## TASK TO COMPLETE
Looking at the records below, please say how many lines contain the word "chevron", as a bare number.

────────────────────────────────────────

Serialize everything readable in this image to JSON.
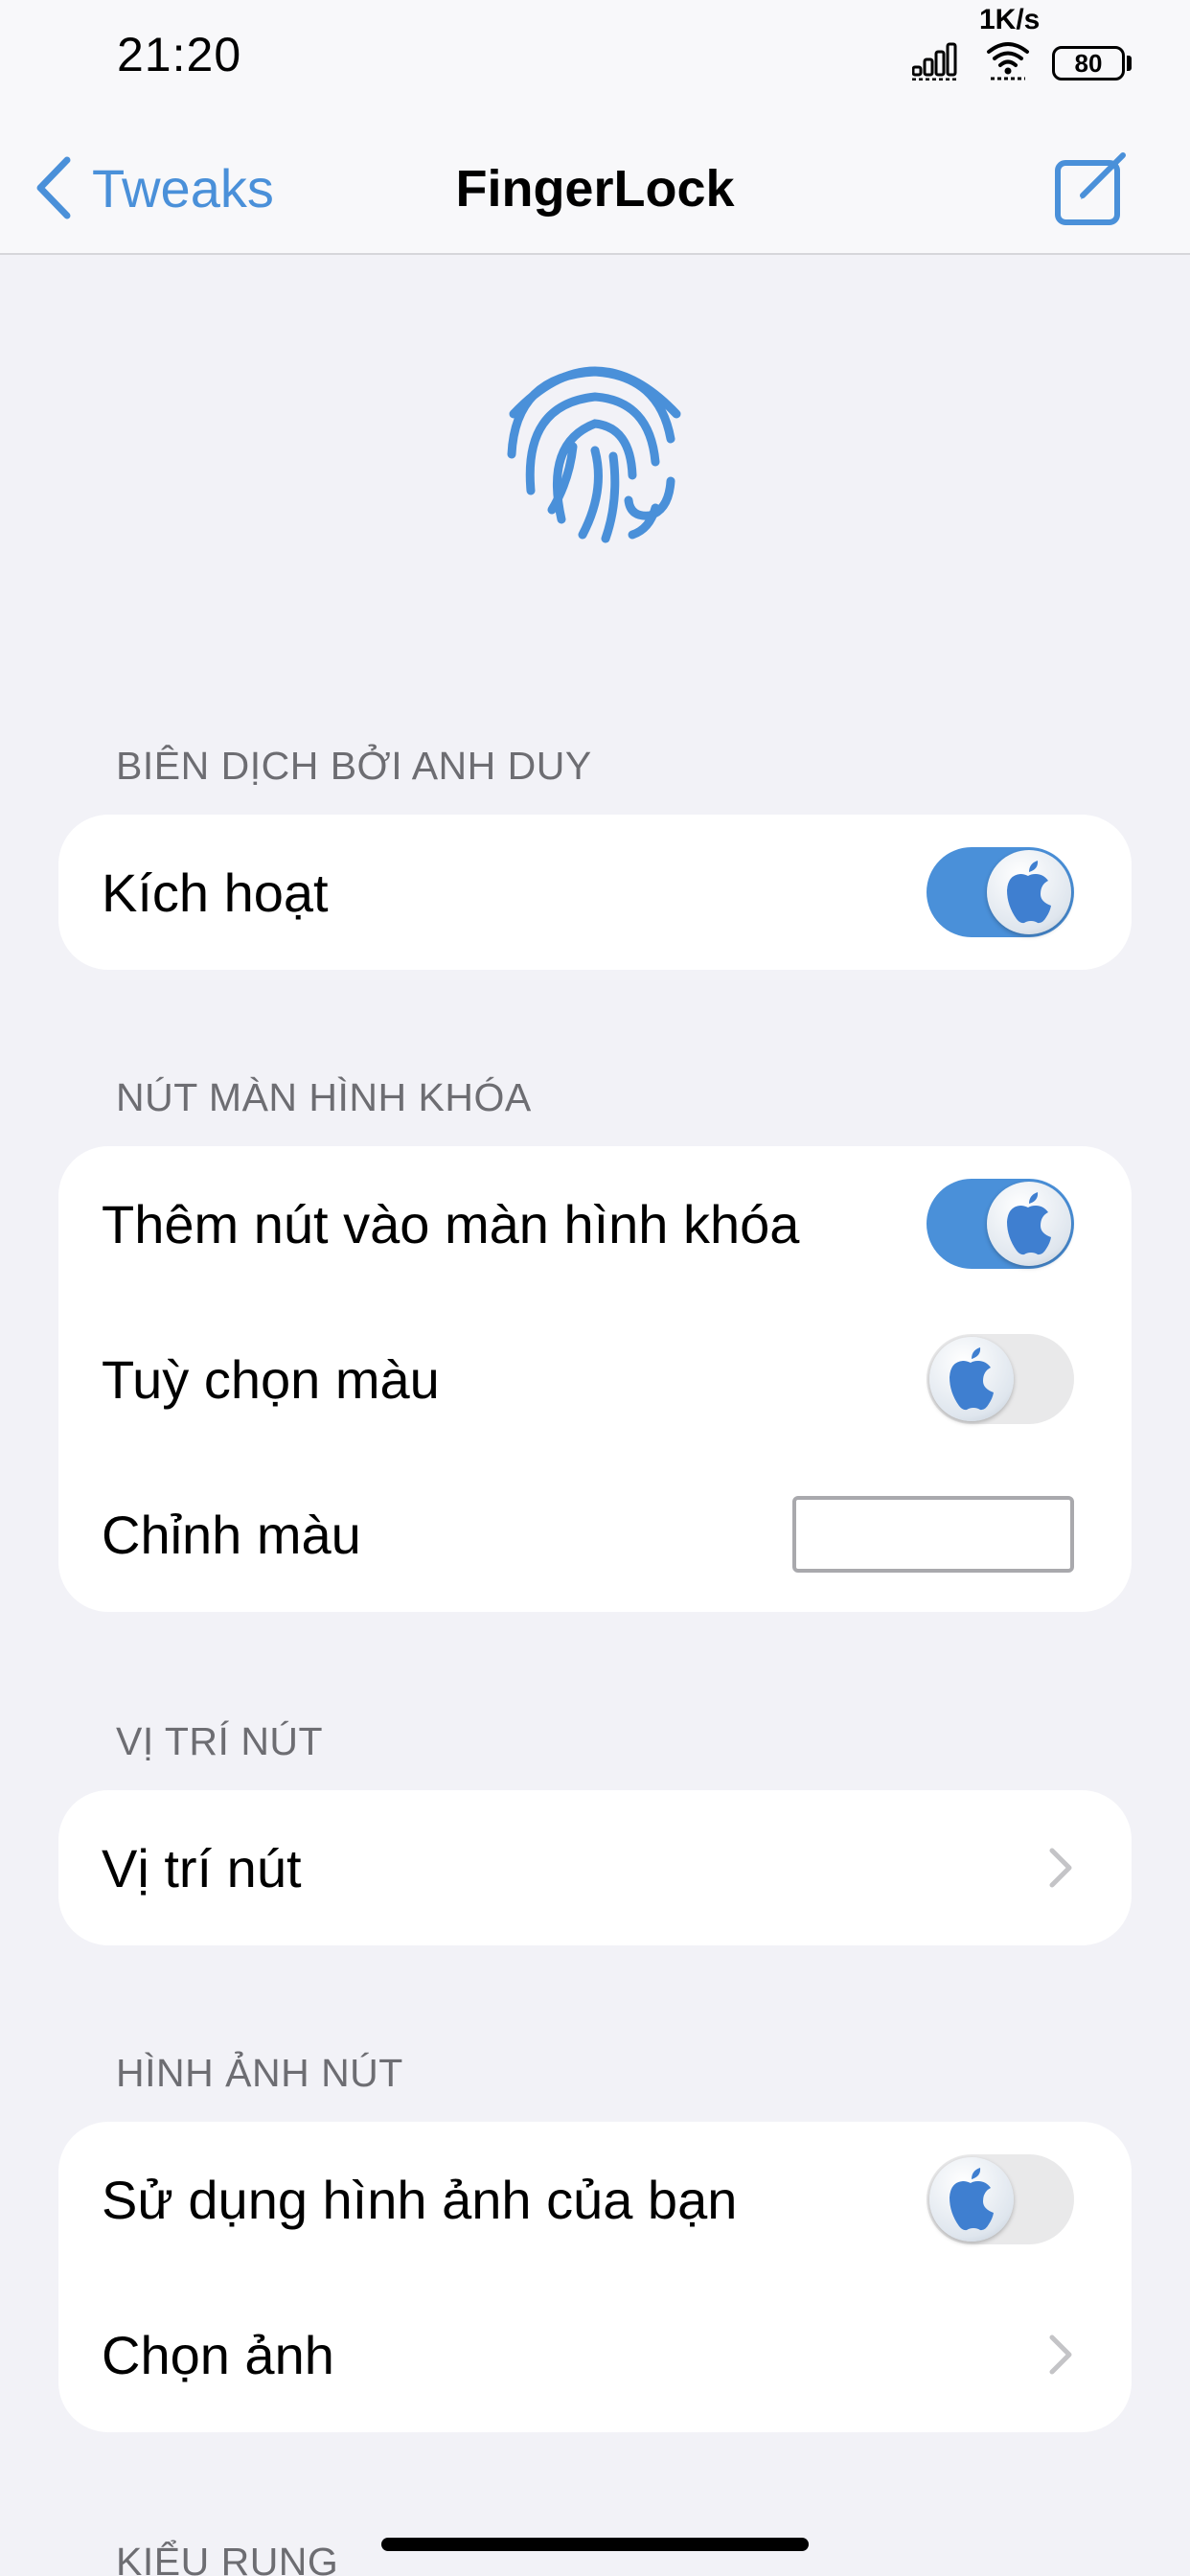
{
  "status_bar": {
    "time": "21:20",
    "net_speed": "1K/s",
    "battery": "80",
    "icons": [
      "cellular-signal-icon",
      "wifi-icon",
      "battery-icon"
    ]
  },
  "nav": {
    "back_label": "Tweaks",
    "title": "FingerLock",
    "icons": [
      "chevron-left-icon",
      "compose-icon"
    ]
  },
  "header": {
    "icon": "fingerprint-icon"
  },
  "colors": {
    "accent": "#4a90d9",
    "background": "#f2f2f7",
    "section_label": "#6d6d72",
    "toggle_off": "#e9e9ea"
  },
  "sections": {
    "s1": {
      "header": "BIÊN DỊCH BỞI ANH DUY",
      "rows": [
        {
          "label": "Kích hoạt",
          "control": "toggle",
          "on": true
        }
      ]
    },
    "s2": {
      "header": "NÚT MÀN HÌNH KHÓA",
      "rows": [
        {
          "label": "Thêm nút vào màn hình khóa",
          "control": "toggle",
          "on": true
        },
        {
          "label": "Tuỳ chọn màu",
          "control": "toggle",
          "on": false
        },
        {
          "label": "Chỉnh màu",
          "control": "color-well",
          "value": "#ffffff"
        }
      ]
    },
    "s3": {
      "header": "VỊ TRÍ NÚT",
      "rows": [
        {
          "label": "Vị trí nút",
          "control": "disclosure"
        }
      ]
    },
    "s4": {
      "header": "HÌNH ẢNH NÚT",
      "rows": [
        {
          "label": "Sử dụng hình ảnh của bạn",
          "control": "toggle",
          "on": false
        },
        {
          "label": "Chọn ảnh",
          "control": "disclosure"
        }
      ]
    },
    "s5": {
      "header": "KIỂU RUNG"
    }
  }
}
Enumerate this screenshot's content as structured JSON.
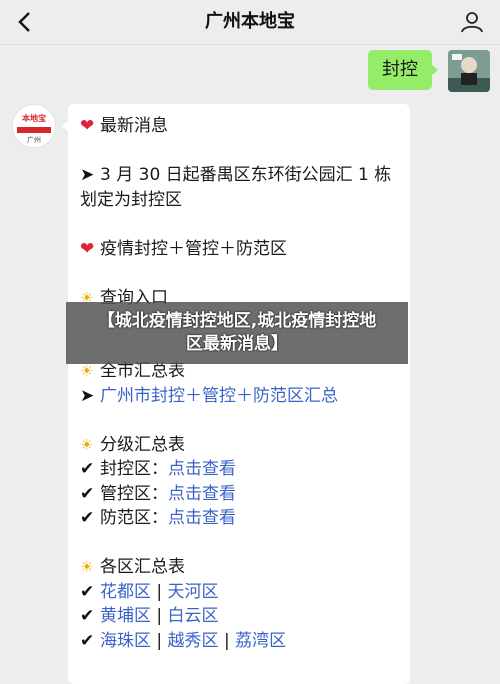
{
  "header": {
    "title": "广州本地宝",
    "back_icon": "chevron-left-icon",
    "profile_icon": "person-icon"
  },
  "outgoing": {
    "text": "封控"
  },
  "bot": {
    "avatar_top": "本地宝",
    "avatar_bottom": "广州"
  },
  "message": {
    "latest_title": "最新消息",
    "latest_line1": "3 月 30 日起番禺区东环街公园汇 1 栋",
    "latest_line2": "划定为封控区",
    "types_title": "疫情封控＋管控＋防范区",
    "query_title": "查询入口",
    "city_title": "全市汇总表",
    "city_link": "广州市封控＋管控＋防范区汇总",
    "level_title": "分级汇总表",
    "level_items": [
      {
        "label": "封控区：",
        "link": "点击查看"
      },
      {
        "label": "管控区：",
        "link": "点击查看"
      },
      {
        "label": "防范区：",
        "link": "点击查看"
      }
    ],
    "district_title": "各区汇总表",
    "district_rows": [
      [
        "花都区",
        "天河区"
      ],
      [
        "黄埔区",
        "白云区"
      ],
      [
        "海珠区",
        "越秀区",
        "荔湾区"
      ]
    ],
    "separator": " | "
  },
  "overlay": {
    "line1": "【城北疫情封控地区,城北疫情封控地",
    "line2": "区最新消息】"
  },
  "colors": {
    "bubble_out": "#95ec69",
    "link": "#3a63c8",
    "heart": "#e0243a"
  }
}
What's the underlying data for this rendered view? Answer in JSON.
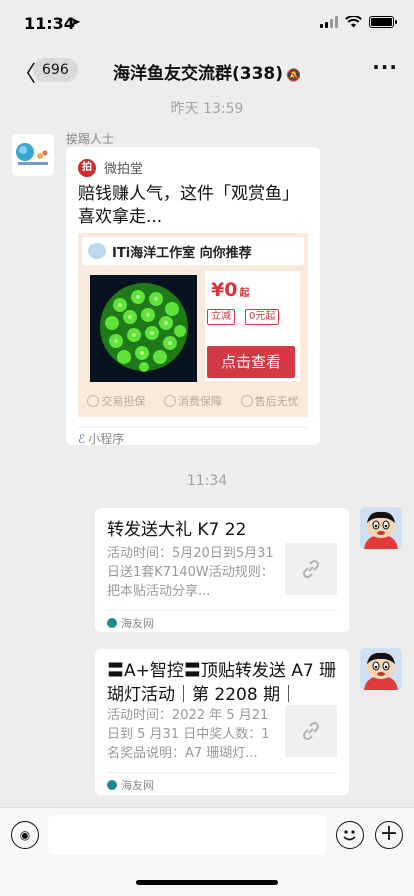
{
  "status_bar": {
    "time": "11:34",
    "location_icon": "location-arrow-icon"
  },
  "nav": {
    "back_icon": "chevron-left-icon",
    "unread_count": "696",
    "title": "海洋鱼友交流群(338)",
    "mute_icon": "bell-muted-icon",
    "more_icon": "more-dots-icon"
  },
  "timestamps": {
    "first": "昨天 13:59",
    "second": "11:34"
  },
  "messages": {
    "left": {
      "sender": "挨踢人士",
      "app_name": "微拍堂",
      "title": "赔钱赚人气，这件「观赏鱼」喜欢拿走...",
      "shop": "ITi海洋工作室 向你推荐",
      "price_symbol": "¥",
      "price": "0",
      "price_suffix": "起",
      "tag1": "立减",
      "tag2": "0元起",
      "view_button": "点击查看",
      "guarantees": [
        "交易担保",
        "消费保障",
        "售后无忧"
      ],
      "footer": "小程序"
    },
    "right1": {
      "title": "转发送大礼 K7 22",
      "desc": "活动时间：5月20日到5月31日送1套K7140W活动规则：把本贴活动分享...",
      "source": "海友网"
    },
    "right2": {
      "title": "〓A+智控〓顶贴转发送 A7 珊瑚灯活动｜第 2208 期｜",
      "desc": "活动时间：2022 年 5 月21 日到 5 月31 日中奖人数：1 名奖品说明：A7 珊瑚灯...",
      "source": "海友网"
    }
  },
  "input_bar": {
    "placeholder": ""
  },
  "colors": {
    "background": "#ededed",
    "accent_red": "#d13a45",
    "card": "#ffffff"
  }
}
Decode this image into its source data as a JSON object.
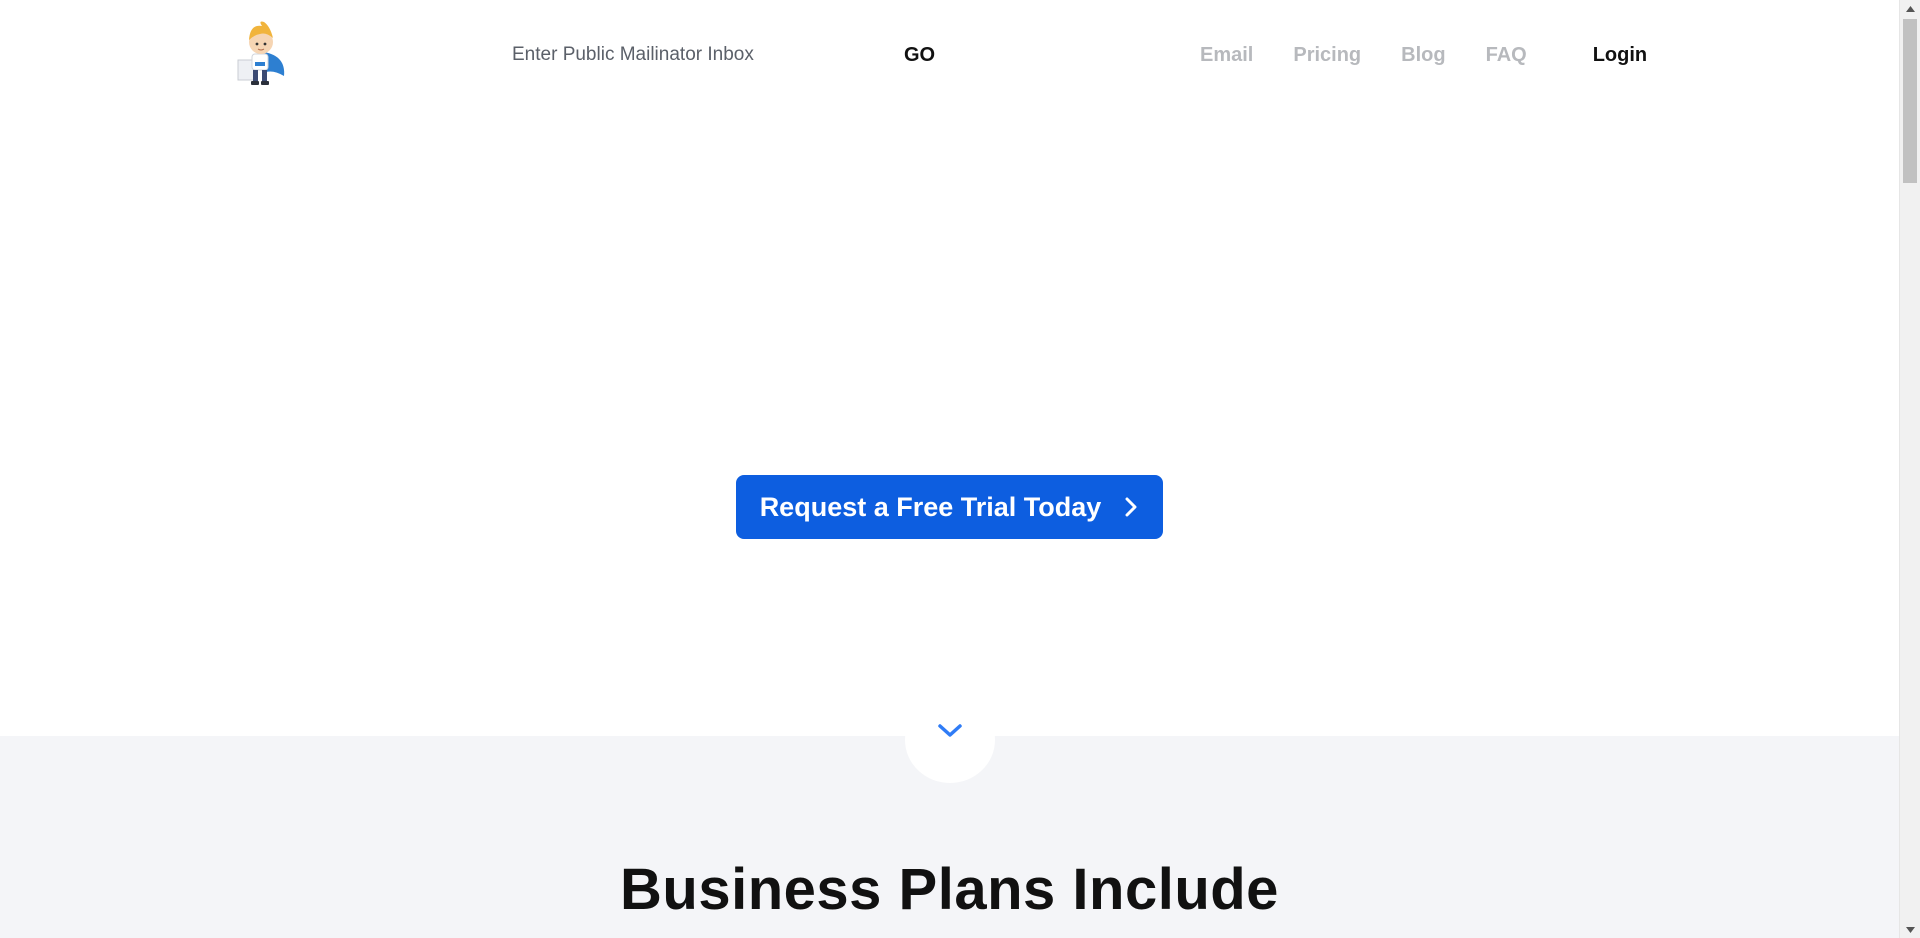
{
  "header": {
    "search": {
      "placeholder": "Enter Public Mailinator Inbox"
    },
    "go_label": "GO",
    "nav": {
      "email": "Email",
      "pricing": "Pricing",
      "blog": "Blog",
      "faq": "FAQ",
      "login": "Login"
    }
  },
  "hero": {
    "cta_label": "Request a Free Trial Today",
    "cta_icon": "chevron-right-icon"
  },
  "plans": {
    "scroll_icon": "chevron-down-icon",
    "title": "Business Plans Include"
  },
  "colors": {
    "accent": "#0d5ee0",
    "nav_muted": "#b7b9bd",
    "section_bg": "#f4f5f8",
    "chevron": "#2f7cf6"
  }
}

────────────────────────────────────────

## RESPONSE AREA
6